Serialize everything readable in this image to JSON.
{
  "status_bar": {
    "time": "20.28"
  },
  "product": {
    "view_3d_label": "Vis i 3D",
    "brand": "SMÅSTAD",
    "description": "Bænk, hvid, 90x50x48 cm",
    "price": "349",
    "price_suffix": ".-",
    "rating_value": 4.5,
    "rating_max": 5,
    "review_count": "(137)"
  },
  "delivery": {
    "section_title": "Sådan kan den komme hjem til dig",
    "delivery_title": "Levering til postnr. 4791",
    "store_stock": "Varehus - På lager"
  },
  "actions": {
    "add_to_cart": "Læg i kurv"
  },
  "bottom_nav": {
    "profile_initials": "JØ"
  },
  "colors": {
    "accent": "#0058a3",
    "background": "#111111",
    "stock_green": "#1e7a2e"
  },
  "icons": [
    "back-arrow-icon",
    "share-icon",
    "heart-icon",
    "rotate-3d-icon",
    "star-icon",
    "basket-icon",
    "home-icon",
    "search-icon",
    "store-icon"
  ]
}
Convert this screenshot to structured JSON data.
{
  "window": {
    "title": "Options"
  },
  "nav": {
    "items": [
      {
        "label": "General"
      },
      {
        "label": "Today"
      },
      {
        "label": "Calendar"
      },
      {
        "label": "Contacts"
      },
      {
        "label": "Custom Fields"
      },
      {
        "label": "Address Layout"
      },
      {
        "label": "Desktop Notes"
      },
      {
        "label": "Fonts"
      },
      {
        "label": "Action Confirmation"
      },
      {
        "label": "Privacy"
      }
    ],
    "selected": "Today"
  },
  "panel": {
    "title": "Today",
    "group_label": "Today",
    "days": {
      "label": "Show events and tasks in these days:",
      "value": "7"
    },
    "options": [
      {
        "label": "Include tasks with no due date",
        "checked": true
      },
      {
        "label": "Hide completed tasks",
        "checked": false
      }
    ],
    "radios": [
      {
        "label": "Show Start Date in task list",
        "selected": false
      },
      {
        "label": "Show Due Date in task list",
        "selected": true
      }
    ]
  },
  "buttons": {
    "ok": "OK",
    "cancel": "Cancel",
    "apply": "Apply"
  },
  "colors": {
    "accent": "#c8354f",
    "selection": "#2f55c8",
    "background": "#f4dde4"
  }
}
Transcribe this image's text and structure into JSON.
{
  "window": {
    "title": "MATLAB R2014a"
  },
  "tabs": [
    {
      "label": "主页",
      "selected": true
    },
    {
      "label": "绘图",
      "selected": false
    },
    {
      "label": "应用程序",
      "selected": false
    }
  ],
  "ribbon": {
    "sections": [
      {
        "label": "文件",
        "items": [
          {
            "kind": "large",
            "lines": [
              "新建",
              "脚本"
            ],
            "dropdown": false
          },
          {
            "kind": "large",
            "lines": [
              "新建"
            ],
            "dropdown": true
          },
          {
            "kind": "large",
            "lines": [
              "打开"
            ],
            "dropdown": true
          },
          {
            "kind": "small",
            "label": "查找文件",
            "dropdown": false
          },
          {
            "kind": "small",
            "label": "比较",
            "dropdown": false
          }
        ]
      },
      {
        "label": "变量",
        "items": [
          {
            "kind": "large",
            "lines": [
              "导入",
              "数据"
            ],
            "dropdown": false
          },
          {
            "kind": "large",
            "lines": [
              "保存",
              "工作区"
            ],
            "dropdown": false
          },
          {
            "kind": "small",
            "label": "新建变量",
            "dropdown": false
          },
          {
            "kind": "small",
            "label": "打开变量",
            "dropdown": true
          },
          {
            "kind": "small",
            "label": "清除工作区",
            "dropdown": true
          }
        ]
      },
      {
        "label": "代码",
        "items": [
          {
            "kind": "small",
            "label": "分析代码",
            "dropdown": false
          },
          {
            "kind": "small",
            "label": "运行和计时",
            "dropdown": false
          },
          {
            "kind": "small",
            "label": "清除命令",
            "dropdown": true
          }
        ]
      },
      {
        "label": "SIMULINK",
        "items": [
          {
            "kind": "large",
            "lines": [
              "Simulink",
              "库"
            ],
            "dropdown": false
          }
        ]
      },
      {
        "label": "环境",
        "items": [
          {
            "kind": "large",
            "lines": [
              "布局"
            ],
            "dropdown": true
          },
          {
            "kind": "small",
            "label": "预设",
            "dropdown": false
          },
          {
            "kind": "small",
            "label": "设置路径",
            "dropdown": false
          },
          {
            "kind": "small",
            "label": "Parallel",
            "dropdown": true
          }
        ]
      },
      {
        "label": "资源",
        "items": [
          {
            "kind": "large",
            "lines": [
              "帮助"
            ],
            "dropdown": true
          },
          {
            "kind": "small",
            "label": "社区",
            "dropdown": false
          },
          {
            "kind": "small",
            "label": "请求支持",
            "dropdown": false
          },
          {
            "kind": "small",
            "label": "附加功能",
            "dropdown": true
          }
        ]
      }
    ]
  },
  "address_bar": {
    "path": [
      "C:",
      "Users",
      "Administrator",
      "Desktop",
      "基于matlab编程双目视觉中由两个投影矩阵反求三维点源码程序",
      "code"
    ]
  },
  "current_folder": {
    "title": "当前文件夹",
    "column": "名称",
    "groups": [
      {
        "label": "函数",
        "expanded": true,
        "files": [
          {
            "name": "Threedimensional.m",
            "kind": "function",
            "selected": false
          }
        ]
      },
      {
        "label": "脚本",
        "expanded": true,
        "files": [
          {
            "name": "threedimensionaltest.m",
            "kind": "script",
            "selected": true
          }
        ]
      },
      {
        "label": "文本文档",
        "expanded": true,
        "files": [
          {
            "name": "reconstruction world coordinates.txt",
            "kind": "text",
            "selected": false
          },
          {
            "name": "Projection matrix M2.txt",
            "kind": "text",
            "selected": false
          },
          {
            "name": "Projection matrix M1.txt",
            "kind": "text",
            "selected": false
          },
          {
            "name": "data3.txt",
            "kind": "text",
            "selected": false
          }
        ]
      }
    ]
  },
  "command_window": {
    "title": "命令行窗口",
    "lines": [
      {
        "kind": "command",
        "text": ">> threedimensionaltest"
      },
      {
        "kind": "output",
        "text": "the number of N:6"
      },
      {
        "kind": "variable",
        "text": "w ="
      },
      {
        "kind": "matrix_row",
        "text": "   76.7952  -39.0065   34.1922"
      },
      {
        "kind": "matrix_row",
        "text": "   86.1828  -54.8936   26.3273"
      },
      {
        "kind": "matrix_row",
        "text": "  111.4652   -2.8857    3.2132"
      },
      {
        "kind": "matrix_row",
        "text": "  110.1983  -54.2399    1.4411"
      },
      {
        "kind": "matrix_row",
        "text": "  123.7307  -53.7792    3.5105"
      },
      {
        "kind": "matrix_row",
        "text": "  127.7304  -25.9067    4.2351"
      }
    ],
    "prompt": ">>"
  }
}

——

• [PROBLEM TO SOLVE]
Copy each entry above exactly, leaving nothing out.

• [SOLUTION FOR THIS PROBLEM]
Serialize everything readable in this image to JSON.
{
  "status_bar": {
    "time": "20.28"
  },
  "product": {
    "view_3d_label": "Vis i 3D",
    "brand": "SMÅSTAD",
    "description": "Bænk, hvid, 90x50x48 cm",
    "price": "349",
    "price_suffix": ".-",
    "rating_value": 4.5,
    "rating_max": 5,
    "review_count": "(137)"
  },
  "delivery": {
    "section_title": "Sådan kan den komme hjem til dig",
    "delivery_title": "Levering til postnr. 4791",
    "store_stock": "Varehus - På lager"
  },
  "actions": {
    "add_to_cart": "Læg i kurv"
  },
  "bottom_nav": {
    "profile_initials": "JØ"
  },
  "colors": {
    "accent": "#0058a3",
    "background": "#111111",
    "stock_green": "#1e7a2e"
  },
  "icons": [
    "back-arrow-icon",
    "share-icon",
    "heart-icon",
    "rotate-3d-icon",
    "star-icon",
    "basket-icon",
    "home-icon",
    "search-icon",
    "store-icon"
  ]
}
Convert this screenshot to structured JSON data.
{
  "window": {
    "title": "Options"
  },
  "nav": {
    "items": [
      {
        "label": "General"
      },
      {
        "label": "Today"
      },
      {
        "label": "Calendar"
      },
      {
        "label": "Contacts"
      },
      {
        "label": "Custom Fields"
      },
      {
        "label": "Address Layout"
      },
      {
        "label": "Desktop Notes"
      },
      {
        "label": "Fonts"
      },
      {
        "label": "Action Confirmation"
      },
      {
        "label": "Privacy"
      }
    ],
    "selected": "Today"
  },
  "panel": {
    "title": "Today",
    "group_label": "Today",
    "days": {
      "label": "Show events and tasks in these days:",
      "value": "7"
    },
    "options": [
      {
        "label": "Include tasks with no due date",
        "checked": true
      },
      {
        "label": "Hide completed tasks",
        "checked": false
      }
    ],
    "radios": [
      {
        "label": "Show Start Date in task list",
        "selected": false
      },
      {
        "label": "Show Due Date in task list",
        "selected": true
      }
    ]
  },
  "buttons": {
    "ok": "OK",
    "cancel": "Cancel",
    "apply": "Apply"
  },
  "colors": {
    "accent": "#c8354f",
    "selection": "#2f55c8",
    "background": "#f4dde4"
  }
}
Transcribe this image's text and structure into JSON.
{
  "window": {
    "title": "MATLAB R2014a"
  },
  "tabs": [
    {
      "label": "主页",
      "selected": true
    },
    {
      "label": "绘图",
      "selected": false
    },
    {
      "label": "应用程序",
      "selected": false
    }
  ],
  "ribbon": {
    "sections": [
      {
        "label": "文件",
        "items": [
          {
            "kind": "large",
            "lines": [
              "新建",
              "脚本"
            ],
            "dropdown": false
          },
          {
            "kind": "large",
            "lines": [
              "新建"
            ],
            "dropdown": true
          },
          {
            "kind": "large",
            "lines": [
              "打开"
            ],
            "dropdown": true
          },
          {
            "kind": "small",
            "label": "查找文件",
            "dropdown": false
          },
          {
            "kind": "small",
            "label": "比较",
            "dropdown": false
          }
        ]
      },
      {
        "label": "变量",
        "items": [
          {
            "kind": "large",
            "lines": [
              "导入",
              "数据"
            ],
            "dropdown": false
          },
          {
            "kind": "large",
            "lines": [
              "保存",
              "工作区"
            ],
            "dropdown": false
          },
          {
            "kind": "small",
            "label": "新建变量",
            "dropdown": false
          },
          {
            "kind": "small",
            "label": "打开变量",
            "dropdown": true
          },
          {
            "kind": "small",
            "label": "清除工作区",
            "dropdown": true
          }
        ]
      },
      {
        "label": "代码",
        "items": [
          {
            "kind": "small",
            "label": "分析代码",
            "dropdown": false
          },
          {
            "kind": "small",
            "label": "运行和计时",
            "dropdown": false
          },
          {
            "kind": "small",
            "label": "清除命令",
            "dropdown": true
          }
        ]
      },
      {
        "label": "SIMULINK",
        "items": [
          {
            "kind": "large",
            "lines": [
              "Simulink",
              "库"
            ],
            "dropdown": false
          }
        ]
      },
      {
        "label": "环境",
        "items": [
          {
            "kind": "large",
            "lines": [
              "布局"
            ],
            "dropdown": true
          },
          {
            "kind": "small",
            "label": "预设",
            "dropdown": false
          },
          {
            "kind": "small",
            "label": "设置路径",
            "dropdown": false
          },
          {
            "kind": "small",
            "label": "Parallel",
            "dropdown": true
          }
        ]
      },
      {
        "label": "资源",
        "items": [
          {
            "kind": "large",
            "lines": [
              "帮助"
            ],
            "dropdown": true
          },
          {
            "kind": "small",
            "label": "社区",
            "dropdown": false
          },
          {
            "kind": "small",
            "label": "请求支持",
            "dropdown": false
          },
          {
            "kind": "small",
            "label": "附加功能",
            "dropdown": true
          }
        ]
      }
    ]
  },
  "address_bar": {
    "path": [
      "C:",
      "Users",
      "Administrator",
      "Desktop",
      "基于matlab编程双目视觉中由两个投影矩阵反求三维点源码程序",
      "code"
    ]
  },
  "current_folder": {
    "title": "当前文件夹",
    "column": "名称",
    "groups": [
      {
        "label": "函数",
        "expanded": true,
        "files": [
          {
            "name": "Threedimensional.m",
            "kind": "function",
            "selected": false
          }
        ]
      },
      {
        "label": "脚本",
        "expanded": true,
        "files": [
          {
            "name": "threedimensionaltest.m",
            "kind": "script",
            "selected": true
          }
        ]
      },
      {
        "label": "文本文档",
        "expanded": true,
        "files": [
          {
            "name": "reconstruction world coordinates.txt",
            "kind": "text",
            "selected": false
          },
          {
            "name": "Projection matrix M2.txt",
            "kind": "text",
            "selected": false
          },
          {
            "name": "Projection matrix M1.txt",
            "kind": "text",
            "selected": false
          },
          {
            "name": "data3.txt",
            "kind": "text",
            "selected": false
          }
        ]
      }
    ]
  },
  "command_window": {
    "title": "命令行窗口",
    "lines": [
      {
        "kind": "command",
        "text": ">> threedimensionaltest"
      },
      {
        "kind": "output",
        "text": "the number of N:6"
      },
      {
        "kind": "variable",
        "text": "w ="
      },
      {
        "kind": "matrix_row",
        "text": "   76.7952  -39.0065   34.1922"
      },
      {
        "kind": "matrix_row",
        "text": "   86.1828  -54.8936   26.3273"
      },
      {
        "kind": "matrix_row",
        "text": "  111.4652   -2.8857    3.2132"
      },
      {
        "kind": "matrix_row",
        "text": "  110.1983  -54.2399    1.4411"
      },
      {
        "kind": "matrix_row",
        "text": "  123.7307  -53.7792    3.5105"
      },
      {
        "kind": "matrix_row",
        "text": "  127.7304  -25.9067    4.2351"
      }
    ],
    "prompt": ">>"
  }
}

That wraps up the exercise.